The commitments and choices we make about ontologies, epistemologies, theories, and methodologies in our research shape how we see and work with social-ecological problems. They are not a ‘given’ (i.e., something that we can take for granted), nor are they objective and value-free scientific endeavours, but choices that need to be made consciously and reflexively (i.e., they may change over time as our own understanding changes). This adds a whole new set of challenges when engaging with the social world. But they are challenges that cannot be avoided and are indeed crucial for deepening the social dimensions of resilience thinking, and engaging in an ethical and honest way (to avoid ‘scientific imperialism’ (Olsson et al 2015)).

Resilience thinking and SES research is an enormous and ongoing collaborative endeavour. After all, it is a bold agenda to trigger a paradigm shift in society from a place of thinking linearly and about social and ecological domains as separate entities, to deeply recognising and engaging with dynamics, change, and linkages between social and ecological domains! However, if we are to collectively continue to work towards such a paradigm shift then we need to take on the challenge of engaging with the social world head-on. This will require critical reflexivity in our own research practice and deep reflection on issues of ontology, epistemology, theory, and methodology in our own work. Despite recent critique (Olsson et al. 2015) resilience thinking and social science are not irreconcilable, and we see current points of tension as research frontiers to be tackled rather than fundamental barriers. The ground is fertile and early career scholars are taking up the challenge.

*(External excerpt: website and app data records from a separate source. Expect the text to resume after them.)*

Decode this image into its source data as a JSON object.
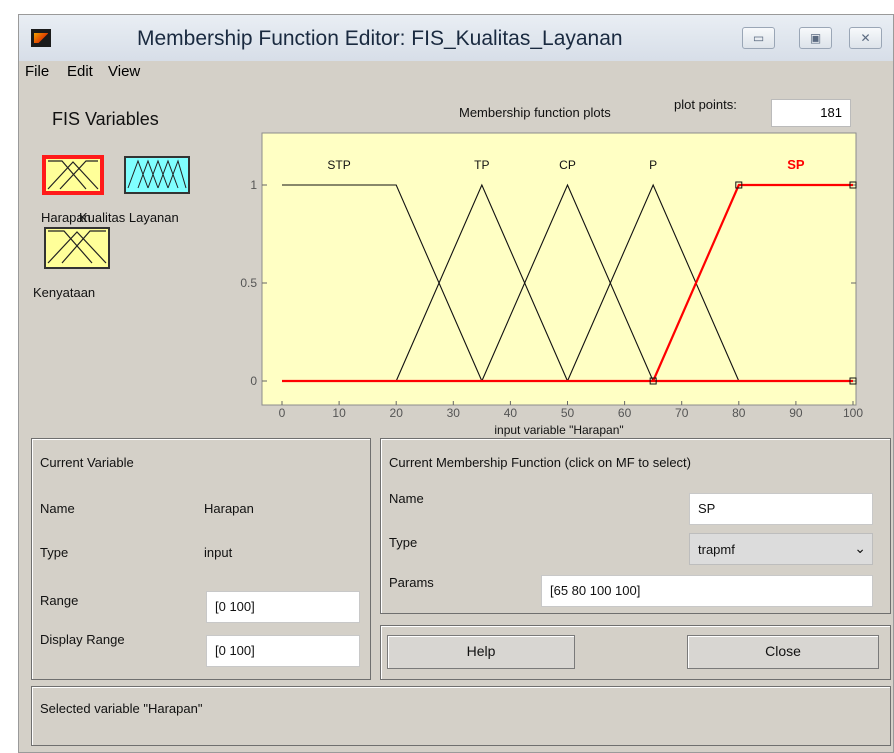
{
  "window": {
    "title": "Membership Function Editor: FIS_Kualitas_Layanan",
    "minimize_glyph": "▭",
    "maximize_glyph": "▣",
    "close_glyph": "✕"
  },
  "menu": [
    "File",
    "Edit",
    "View"
  ],
  "fis_variables": {
    "title": "FIS Variables",
    "inputs": [
      {
        "label": "Harapan",
        "selected": true,
        "color": "#ffff99"
      },
      {
        "label": "Kenyataan",
        "selected": false,
        "color": "#ffff99"
      }
    ],
    "output": {
      "label": "Kualitas Layanan",
      "color": "#80ffff"
    }
  },
  "plot": {
    "title": "Membership function plots",
    "plot_points_label": "plot points:",
    "plot_points_value": "181",
    "xlabel": "input variable \"Harapan\"",
    "x_ticks": [
      "0",
      "10",
      "20",
      "30",
      "40",
      "50",
      "60",
      "70",
      "80",
      "90",
      "100"
    ],
    "y_ticks": [
      "0",
      "0.5",
      "1"
    ],
    "mf_labels": [
      "STP",
      "TP",
      "CP",
      "P",
      "SP"
    ],
    "selected_color": "#ff0000"
  },
  "chart_data": {
    "type": "line",
    "xlabel": "input variable \"Harapan\"",
    "xlim": [
      0,
      100
    ],
    "ylim": [
      0,
      1
    ],
    "series": [
      {
        "name": "STP",
        "x": [
          0,
          20,
          35
        ],
        "y": [
          1,
          1,
          0
        ]
      },
      {
        "name": "TP",
        "x": [
          20,
          35,
          50
        ],
        "y": [
          0,
          1,
          0
        ]
      },
      {
        "name": "CP",
        "x": [
          35,
          50,
          65
        ],
        "y": [
          0,
          1,
          0
        ]
      },
      {
        "name": "P",
        "x": [
          50,
          65,
          80
        ],
        "y": [
          0,
          1,
          0
        ]
      },
      {
        "name": "SP",
        "x": [
          65,
          80,
          100,
          100
        ],
        "y": [
          0,
          1,
          1,
          1
        ]
      }
    ]
  },
  "current_variable": {
    "title": "Current Variable",
    "name_label": "Name",
    "name_value": "Harapan",
    "type_label": "Type",
    "type_value": "input",
    "range_label": "Range",
    "range_value": "[0 100]",
    "display_range_label": "Display Range",
    "display_range_value": "[0 100]"
  },
  "current_mf": {
    "title": "Current Membership Function (click on MF to select)",
    "name_label": "Name",
    "name_value": "SP",
    "type_label": "Type",
    "type_value": "trapmf",
    "params_label": "Params",
    "params_value": "[65 80 100 100]"
  },
  "buttons": {
    "help": "Help",
    "close": "Close"
  },
  "status": "Selected variable \"Harapan\""
}
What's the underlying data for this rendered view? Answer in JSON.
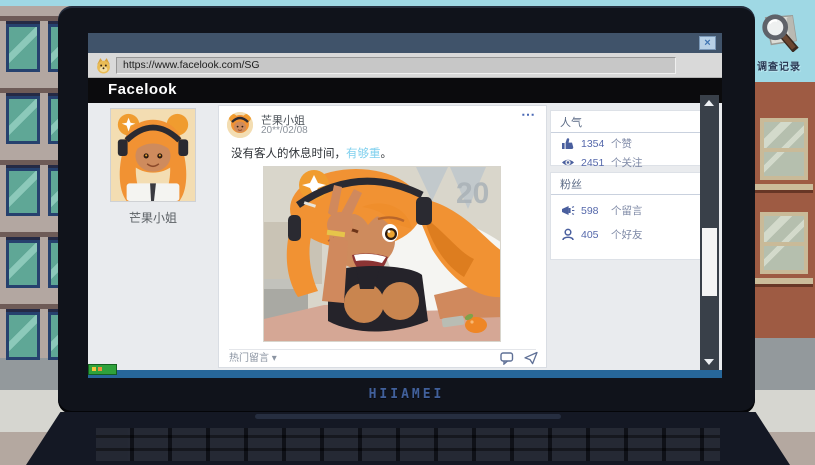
{
  "scene": {
    "investigate_button": "调查记录",
    "laptop_brand": "HIIAMEI"
  },
  "browser": {
    "url": "https://www.facelook.com/SG",
    "close_glyph": "×"
  },
  "facelook": {
    "logo": "Facelook",
    "profile": {
      "name": "芒果小姐"
    },
    "post": {
      "author": "芒果小姐",
      "date": "20**/02/08",
      "menu_glyph": "⋯",
      "text": "没有客人的休息时间，",
      "highlight": "有够重",
      "suffix": "。",
      "sort_label": "热门留言",
      "sort_caret": "▾"
    },
    "stats": {
      "popularity": {
        "title": "人气",
        "rows": [
          {
            "icon": "thumbs-up-icon",
            "value": "1354",
            "label": "个赞"
          },
          {
            "icon": "eye-icon",
            "value": "2451",
            "label": "个关注"
          }
        ]
      },
      "fans": {
        "title": "粉丝",
        "rows": [
          {
            "icon": "megaphone-icon",
            "value": "598",
            "label": "个留言"
          },
          {
            "icon": "person-icon",
            "value": "405",
            "label": "个好友"
          }
        ]
      }
    }
  },
  "colors": {
    "accent_blue": "#4a5f9e",
    "link_cyan": "#7fd0ee",
    "titlebar": "#40536a",
    "taskbar": "#27679a",
    "sky": "#9fd8e4"
  }
}
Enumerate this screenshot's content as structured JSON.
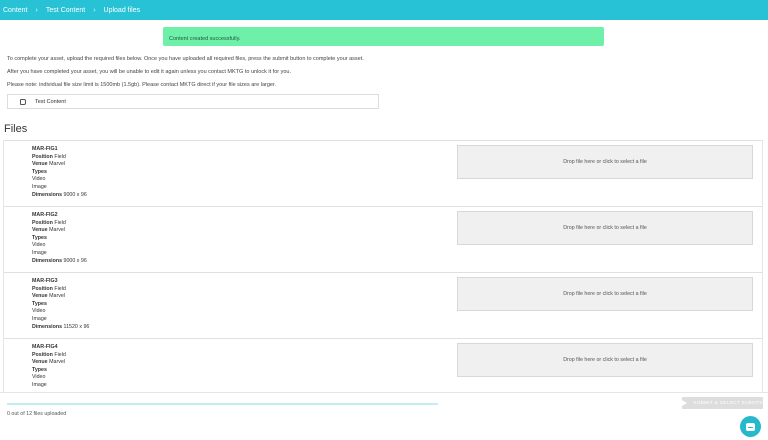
{
  "breadcrumb": {
    "items": [
      "Content",
      "Test Content",
      "Upload files"
    ],
    "separator": "›"
  },
  "toast": {
    "message": "Content created successfully."
  },
  "instructions": {
    "line1": "To complete your asset, upload the required files below. Once you have uploaded all required files, press the submit button to complete your asset.",
    "line2": "After you have completed your asset, you will be unable to edit it again unless you contact MKTG to unlock it for you.",
    "line3": "Please note: individual file size limit is 1500mb (1.5gb). Please contact MKTG direct if your file sizes are larger."
  },
  "content_tag": {
    "label": "Test Content",
    "icon": "tag-icon"
  },
  "files": {
    "title": "Files",
    "labels": {
      "position": "Position",
      "venue": "Venue",
      "types": "Types",
      "dimensions": "Dimensions"
    },
    "dropzone_text": "Drop file here or click to select a file",
    "items": [
      {
        "name": "MAR-FIG1",
        "position": "Field",
        "venue": "Marvel",
        "types": [
          "Video",
          "Image"
        ],
        "dimensions": "9000 x 96"
      },
      {
        "name": "MAR-FIG2",
        "position": "Field",
        "venue": "Marvel",
        "types": [
          "Video",
          "Image"
        ],
        "dimensions": "9000 x 96"
      },
      {
        "name": "MAR-FIG3",
        "position": "Field",
        "venue": "Marvel",
        "types": [
          "Video",
          "Image"
        ],
        "dimensions": "11520 x 96"
      },
      {
        "name": "MAR-FIG4",
        "position": "Field",
        "venue": "Marvel",
        "types": [
          "Video",
          "Image"
        ],
        "dimensions": ""
      }
    ]
  },
  "progress": {
    "uploaded": 0,
    "total": 12,
    "text": "0 out of 12 files uploaded",
    "fraction": 0
  },
  "submit": {
    "label": "SUBMIT & SELECT EVENTS",
    "icon": "send-icon"
  },
  "chat": {
    "icon": "chat-icon"
  },
  "colors": {
    "header": "#28c2d6",
    "toast": "#6ef0a9",
    "accent": "#26b9cc"
  }
}
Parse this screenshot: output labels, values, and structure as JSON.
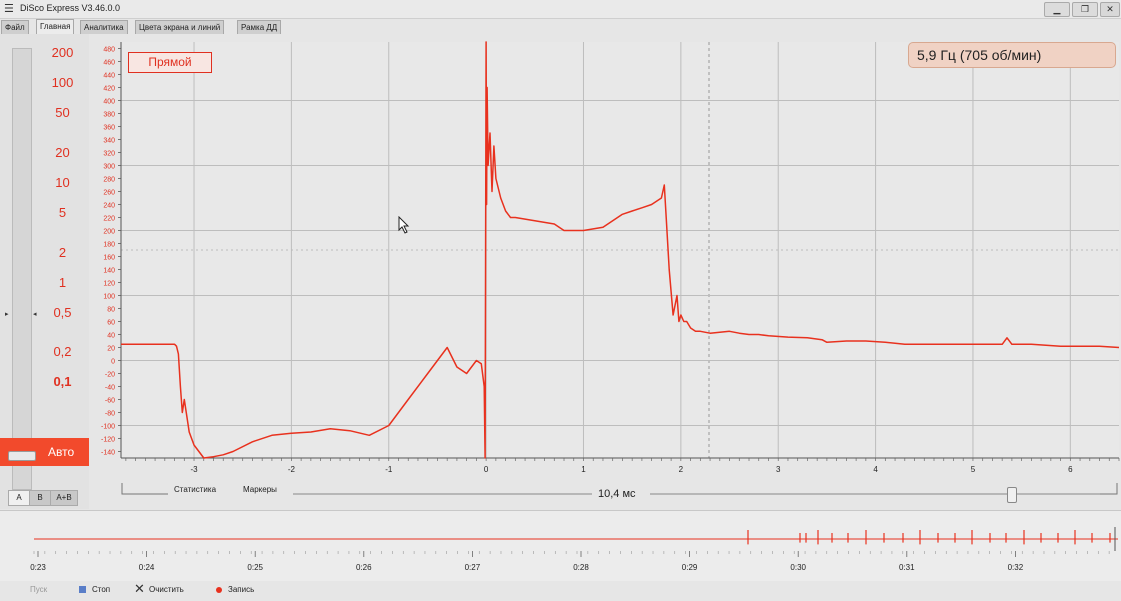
{
  "window": {
    "title": "DiSco Express V3.46.0.0",
    "icon": "menu-icon",
    "controls": [
      "minimize-icon",
      "maximize-icon",
      "close-icon"
    ]
  },
  "tabs": [
    "Файл",
    "Главная",
    "Аналитика",
    "Цвета экрана и линий",
    "Рамка ДД"
  ],
  "scale": {
    "labels": [
      "200",
      "100",
      "50",
      "20",
      "10",
      "5",
      "2",
      "1",
      "0,5",
      "0,2",
      "0,1"
    ],
    "selected": "0,1",
    "auto_label": "Авто"
  },
  "channel_tabs": [
    "A",
    "B",
    "A+B"
  ],
  "mode_label": "Прямой",
  "frequency_label": "5,9 Гц (705 об/мин)",
  "colors": {
    "trace": "#e8311e",
    "accent": "#f24a2c",
    "grid": "#b8b8b8",
    "background": "#e6e6e6"
  },
  "chart_data": {
    "type": "line",
    "title": "",
    "xlabel": "",
    "ylabel": "",
    "xlim": [
      -3.75,
      6.5
    ],
    "ylim": [
      -150,
      490
    ],
    "x_ticks": [
      "-3",
      "-2",
      "-1",
      "0",
      "1",
      "2",
      "3",
      "4",
      "5",
      "6"
    ],
    "y_ticks": [
      "480",
      "460",
      "440",
      "420",
      "400",
      "380",
      "360",
      "340",
      "320",
      "300",
      "280",
      "260",
      "240",
      "220",
      "200",
      "180",
      "160",
      "140",
      "120",
      "100",
      "80",
      "60",
      "40",
      "20",
      "0",
      "-20",
      "-40",
      "-60",
      "-80",
      "-100",
      "-120",
      "-140"
    ],
    "grid": true,
    "series": [
      {
        "color": "#e8311e",
        "x": [
          -3.75,
          -3.45,
          -3.2,
          -3.18,
          -3.16,
          -3.14,
          -3.12,
          -3.1,
          -3.05,
          -3.0,
          -2.9,
          -2.8,
          -2.7,
          -2.6,
          -2.4,
          -2.2,
          -2.0,
          -1.8,
          -1.6,
          -1.4,
          -1.2,
          -1.0,
          -0.9,
          -0.8,
          -0.6,
          -0.4,
          -0.3,
          -0.2,
          -0.1,
          -0.05,
          -0.02,
          -0.01,
          0.0,
          0.005,
          0.01,
          0.02,
          0.04,
          0.06,
          0.08,
          0.1,
          0.15,
          0.2,
          0.25,
          0.3,
          0.5,
          0.7,
          0.8,
          0.9,
          1.0,
          1.2,
          1.4,
          1.5,
          1.6,
          1.7,
          1.8,
          1.83,
          1.85,
          1.88,
          1.92,
          1.96,
          1.98,
          2.0,
          2.03,
          2.06,
          2.1,
          2.15,
          2.2,
          2.3,
          2.5,
          2.6,
          2.7,
          2.8,
          2.9,
          3.1,
          3.3,
          3.45,
          3.5,
          3.7,
          3.9,
          4.1,
          4.3,
          4.5,
          4.7,
          5.0,
          5.3,
          5.35,
          5.4,
          5.6,
          5.9,
          6.1,
          6.3,
          6.5
        ],
        "y": [
          25,
          25,
          25,
          22,
          10,
          -40,
          -80,
          -60,
          -110,
          -130,
          -150,
          -148,
          -145,
          -140,
          -125,
          -115,
          -112,
          -110,
          -105,
          -108,
          -115,
          -100,
          -80,
          -60,
          -20,
          20,
          -10,
          -20,
          0,
          -5,
          -40,
          -150,
          490,
          240,
          420,
          300,
          350,
          260,
          330,
          280,
          250,
          230,
          220,
          220,
          215,
          210,
          200,
          200,
          200,
          205,
          225,
          230,
          235,
          240,
          250,
          270,
          220,
          140,
          70,
          100,
          60,
          70,
          60,
          60,
          50,
          45,
          45,
          42,
          45,
          42,
          40,
          40,
          38,
          36,
          35,
          32,
          28,
          30,
          30,
          28,
          25,
          25,
          25,
          25,
          25,
          35,
          25,
          25,
          22,
          22,
          22,
          20
        ]
      }
    ]
  },
  "bottom": {
    "tab_statistics": "Статистика",
    "tab_markers": "Маркеры",
    "time_label": "10,4 мс"
  },
  "timeline": {
    "labels": [
      "0:23",
      "0:24",
      "0:25",
      "0:26",
      "0:27",
      "0:28",
      "0:29",
      "0:30",
      "0:31",
      "0:32"
    ]
  },
  "status": {
    "play": "Пуск",
    "stop": "Стоп",
    "clear": "Очистить",
    "record": "Запись"
  }
}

References:

  • Cote, M., Nightingale, A.J., 2011. Resilience thinking meets social theory: Situating change in socio-ecological systems (SES) research.Progress in Human Geography 36, 475–489.
  • Dryzek, J. 1997. The politics of the Earth: Environmental discourses. Oxford, UK: Oxford University Press.
  • Fischer, J., Gardner, T.A., Bennett, E.M., Balvanera, P., Biggs, R., Carpenter, S., Daw, T., Folke, C., Hill, R., Hughes, T.P., Luthe, T., Maass, M., Meacham, M., Norström, A.V., Peterson, G., Queiroz, C., Seppelt, R., Spierenburg, M., Tenhunen, J., 2015. Advancing sustainability through mainstreaming a social–ecological systems perspective. Current Opinion in Environmental Sustainability 14, 144-149.
  • Ison, R.L., 2010. Systems practice: how to act in a climate-change world. Springer, London.
  • Mason, J., 2002. Qualitative Researching, 2nd ed. SAGE Publications Ltd, London, U.K.
  • Olsson, L., Jerneck, A., Thoren, H., Persson, J., O’Byrne, D. 2015. Why resilience is unappealing to social science: Theoretical and empirical investigations of the scientific use of resilience. Science Advances 1(4): 1-11. DOI: 10.1126/sciadv.1400217
  • Stone-Jovicich, S. 2015. Probing the interfaces between the social sciences and social-ecological resilience: insights from integrative and hybrid perspectives in the social sciences. Ecology and Society20(2): 25. http://dx.doi.org/10.5751/ES-07347-200225
  • West, S., Galafassi, D., Haider, J., Marin, A., Merrie, A., Ospina-Medina, D., Schill, C. 2015 “Critically reflecting on social-ecological systems research”, Resilience Science blog URL:http://rs.resalliance.org/2015/02/11/critically-reflecting-on-social-ecological-systems-research/